As an artist, your talent evolves with every stroke of the brush. When I started painting, I painted as a form of therapy, a way to express those struggles and feelings I felt I needed to hide away deep within myself. As time went on I decided to take my painting a different route, and I tried painting because I merely enjoyed it.
Sadly, when you depend so much upon a talent as a way of expressing yourself, it isn’t always the same when you paint just because you want to. I needed to NEED to paint in order to see results that satisfied. At one point I gave up painting all together.
It wasn’t too long ago that I decided to pick up that paint brush and go at it again. I painted a wedding tree for my sister in law. Her faith in me, as well as my NEED for this tree to be perfect, really pushed me to see that I really did have a natural talent hiding somewhere inside me. The tree was beautiful, and I felt inspired again.
I wanted to paint again, and I decided to try my hand at something I had a real love for. I grew up on Disney movies, the Lion King being my all time favorite, so much so I knew the entire movie by heart. As I grew, that love for Disney became all the greater. I dreamed of going to school and becoming a Disney animator or artist. Though my path in life didn’t really take me in that direction, I never gave up on that dream.
I started painting Disney paintings, starting with my Golfing Mickey, and then Donald. Next came my Cheshire Cat, who has been a lengthy piece of work, and now recently my Jack Skellington. I have a few other pieces I have yet to share, including a fishing Goofy that will debut soon on my blog.
My Cheshire Cat I started months and months ago, and when I first shared him on here he had been sitting for quite a while. He was one of my first pieces, and my first attempt at such detailed color. Being my favorite, I wanted him to be perfect. I struggled to see the results I wanted, and eventually gave up.

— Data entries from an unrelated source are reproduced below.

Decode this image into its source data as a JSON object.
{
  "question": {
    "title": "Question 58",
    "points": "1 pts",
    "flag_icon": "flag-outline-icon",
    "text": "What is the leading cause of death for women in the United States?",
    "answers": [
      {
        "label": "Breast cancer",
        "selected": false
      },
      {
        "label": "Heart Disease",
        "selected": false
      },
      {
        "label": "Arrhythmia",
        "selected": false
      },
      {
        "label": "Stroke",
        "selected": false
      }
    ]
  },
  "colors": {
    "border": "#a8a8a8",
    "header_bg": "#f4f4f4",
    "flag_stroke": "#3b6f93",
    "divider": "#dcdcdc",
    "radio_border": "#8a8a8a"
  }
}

I went through quite a few other pieces of work, not all Disney pieces, before I picked up my Cheshire Cat again. One of those pieces was a Fishing Goofy painting I did, inspired by my brother who loves fishing. I stopped halfway through, satisfied, but again struggling to see the perfection I wanted.
My husband and I took a trip to Disneyland, where I begged to go by the Wonderground Gallery. I knew this was where Disney artists had their work up for sale, and all I wanted was a chance to get up close to their work. If my work could compare, maybe I would find the strength to push forward. Sure enough, I realized after seeing those art pieces that I was being really hard on myself.
There were a lot of amazing artists in there, but when you got up close and personal with their pieces, you see that their art isn’t all perfect as you may think. It took taking a step back from their paintings to see that I was staring too closely at my own. I needed to take the time to step back and relax.
So I picked up that paint brush, and put my Cheshire Cat painting back on the easel. Not only did I start to see my painting differently, but I found that all that time spent between starting my Cheshire Cat and now, I had evolved as an artist, and my Cheshire Cat had evolved with it.
My Cheshire Cat is still a challenge for me. He gets a few hours at a time on the easel before he’s sent back to the wall (I think he is like this intentionally), but I’m not giving up on him. In the mean time I am loving watching my art evolve the way it is. Jack Skellington is an amazingly fun piece. I sometimes can’t believe it was my hands that painted him.
In the end, I have to give it all to God, for if it wasn’t for him, I wouldn’t have the talent I have. When I look at my Cheshire Cat, he is a reminder of the work God is doing within me. He is a reminder that I am still growing as an artist, and a person. I may not be where I dreamed I would be, but God is still growing me, and when I’m ready, I know God has great plans for me.